• **Work to complete**:
Only lines that contain the word "date" are to be returned from the data below.

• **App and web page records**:

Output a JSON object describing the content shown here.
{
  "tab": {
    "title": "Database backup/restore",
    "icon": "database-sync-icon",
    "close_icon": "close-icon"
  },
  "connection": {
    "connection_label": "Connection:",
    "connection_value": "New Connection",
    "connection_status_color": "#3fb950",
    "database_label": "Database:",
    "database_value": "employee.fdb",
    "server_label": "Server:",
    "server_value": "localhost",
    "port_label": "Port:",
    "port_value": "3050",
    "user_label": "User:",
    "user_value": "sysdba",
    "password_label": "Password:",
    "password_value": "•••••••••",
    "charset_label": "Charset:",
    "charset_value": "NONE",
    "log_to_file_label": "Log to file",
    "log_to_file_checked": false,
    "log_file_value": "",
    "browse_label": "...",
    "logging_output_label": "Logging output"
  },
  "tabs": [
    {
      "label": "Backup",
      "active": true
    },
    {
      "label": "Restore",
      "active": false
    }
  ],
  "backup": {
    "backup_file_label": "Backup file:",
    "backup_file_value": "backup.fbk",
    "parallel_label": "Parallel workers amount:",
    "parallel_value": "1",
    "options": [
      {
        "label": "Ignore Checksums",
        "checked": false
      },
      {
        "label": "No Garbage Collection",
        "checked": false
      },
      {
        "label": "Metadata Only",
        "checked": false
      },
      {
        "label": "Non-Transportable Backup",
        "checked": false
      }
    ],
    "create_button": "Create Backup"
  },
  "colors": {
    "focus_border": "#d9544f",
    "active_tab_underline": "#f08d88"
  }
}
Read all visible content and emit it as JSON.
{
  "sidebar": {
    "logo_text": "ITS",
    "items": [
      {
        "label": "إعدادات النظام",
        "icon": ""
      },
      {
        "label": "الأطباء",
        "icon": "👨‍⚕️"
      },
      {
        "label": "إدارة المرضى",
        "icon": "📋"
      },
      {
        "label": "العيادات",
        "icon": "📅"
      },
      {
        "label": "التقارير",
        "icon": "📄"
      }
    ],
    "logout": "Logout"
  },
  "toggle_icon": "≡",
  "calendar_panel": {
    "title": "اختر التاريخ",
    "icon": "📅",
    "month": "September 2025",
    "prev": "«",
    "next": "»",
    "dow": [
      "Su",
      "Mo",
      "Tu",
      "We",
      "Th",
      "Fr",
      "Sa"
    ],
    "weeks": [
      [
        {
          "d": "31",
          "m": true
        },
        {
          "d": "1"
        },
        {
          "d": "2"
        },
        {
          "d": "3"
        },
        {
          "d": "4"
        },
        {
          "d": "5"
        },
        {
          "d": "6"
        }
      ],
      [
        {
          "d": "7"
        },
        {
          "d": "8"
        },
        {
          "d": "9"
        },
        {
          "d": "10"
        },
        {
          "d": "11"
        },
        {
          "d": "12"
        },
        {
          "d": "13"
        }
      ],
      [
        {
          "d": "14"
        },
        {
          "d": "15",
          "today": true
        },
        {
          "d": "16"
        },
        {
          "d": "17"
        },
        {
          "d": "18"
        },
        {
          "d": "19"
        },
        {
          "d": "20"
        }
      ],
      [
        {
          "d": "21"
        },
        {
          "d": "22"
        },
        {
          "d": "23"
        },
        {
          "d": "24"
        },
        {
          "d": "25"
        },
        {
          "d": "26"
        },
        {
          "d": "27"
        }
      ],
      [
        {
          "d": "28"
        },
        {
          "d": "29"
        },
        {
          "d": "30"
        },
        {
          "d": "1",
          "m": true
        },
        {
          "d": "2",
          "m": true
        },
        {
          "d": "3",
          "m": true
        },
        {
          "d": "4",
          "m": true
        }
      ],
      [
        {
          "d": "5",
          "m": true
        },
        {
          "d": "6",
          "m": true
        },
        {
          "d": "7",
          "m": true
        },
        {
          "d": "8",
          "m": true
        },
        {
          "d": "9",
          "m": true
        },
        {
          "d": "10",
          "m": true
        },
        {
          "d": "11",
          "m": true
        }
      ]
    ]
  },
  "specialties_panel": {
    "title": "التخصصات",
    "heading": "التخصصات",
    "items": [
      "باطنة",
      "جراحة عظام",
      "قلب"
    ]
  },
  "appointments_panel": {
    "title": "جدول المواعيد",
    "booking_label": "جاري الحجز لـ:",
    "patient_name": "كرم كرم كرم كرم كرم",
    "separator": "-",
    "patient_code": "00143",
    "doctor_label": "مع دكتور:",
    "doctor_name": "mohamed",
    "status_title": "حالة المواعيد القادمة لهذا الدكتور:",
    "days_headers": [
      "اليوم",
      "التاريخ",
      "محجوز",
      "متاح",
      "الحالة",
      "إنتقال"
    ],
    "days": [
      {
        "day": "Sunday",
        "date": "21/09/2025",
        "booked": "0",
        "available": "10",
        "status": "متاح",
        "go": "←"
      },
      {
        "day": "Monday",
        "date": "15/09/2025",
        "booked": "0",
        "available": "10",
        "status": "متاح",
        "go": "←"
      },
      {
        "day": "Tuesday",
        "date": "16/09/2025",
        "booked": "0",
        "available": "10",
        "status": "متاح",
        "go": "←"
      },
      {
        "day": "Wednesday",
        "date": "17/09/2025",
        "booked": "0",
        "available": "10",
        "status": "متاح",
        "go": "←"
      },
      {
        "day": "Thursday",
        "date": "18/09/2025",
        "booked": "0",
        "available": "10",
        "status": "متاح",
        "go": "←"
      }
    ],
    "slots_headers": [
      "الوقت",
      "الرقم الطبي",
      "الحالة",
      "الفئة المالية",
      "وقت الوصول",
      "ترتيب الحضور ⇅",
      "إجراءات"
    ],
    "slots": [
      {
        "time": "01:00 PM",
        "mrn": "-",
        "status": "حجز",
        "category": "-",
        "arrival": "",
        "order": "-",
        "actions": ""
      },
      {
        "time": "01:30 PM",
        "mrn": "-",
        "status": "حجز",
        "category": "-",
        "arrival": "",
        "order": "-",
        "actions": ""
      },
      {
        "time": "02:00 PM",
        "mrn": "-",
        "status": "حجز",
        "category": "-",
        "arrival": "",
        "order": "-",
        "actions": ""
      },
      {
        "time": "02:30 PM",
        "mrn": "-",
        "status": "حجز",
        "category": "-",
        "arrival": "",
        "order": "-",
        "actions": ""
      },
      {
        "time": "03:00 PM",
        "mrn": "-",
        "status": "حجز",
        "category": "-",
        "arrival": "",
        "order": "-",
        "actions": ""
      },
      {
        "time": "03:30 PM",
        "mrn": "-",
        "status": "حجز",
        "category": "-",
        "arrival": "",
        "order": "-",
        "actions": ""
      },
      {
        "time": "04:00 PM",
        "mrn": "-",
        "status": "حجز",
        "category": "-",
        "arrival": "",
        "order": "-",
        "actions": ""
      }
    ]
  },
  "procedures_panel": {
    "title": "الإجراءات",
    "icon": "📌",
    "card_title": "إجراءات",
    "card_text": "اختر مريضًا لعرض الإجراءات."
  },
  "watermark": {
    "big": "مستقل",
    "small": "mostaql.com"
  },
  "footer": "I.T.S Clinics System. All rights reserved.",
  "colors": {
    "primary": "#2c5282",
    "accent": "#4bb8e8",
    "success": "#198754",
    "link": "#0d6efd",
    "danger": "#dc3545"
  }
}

• **Problem solution**:
        "date": "21/09/2025",
        "date": "15/09/2025",
        "date": "16/09/2025",
        "date": "17/09/2025",
        "date": "18/09/2025",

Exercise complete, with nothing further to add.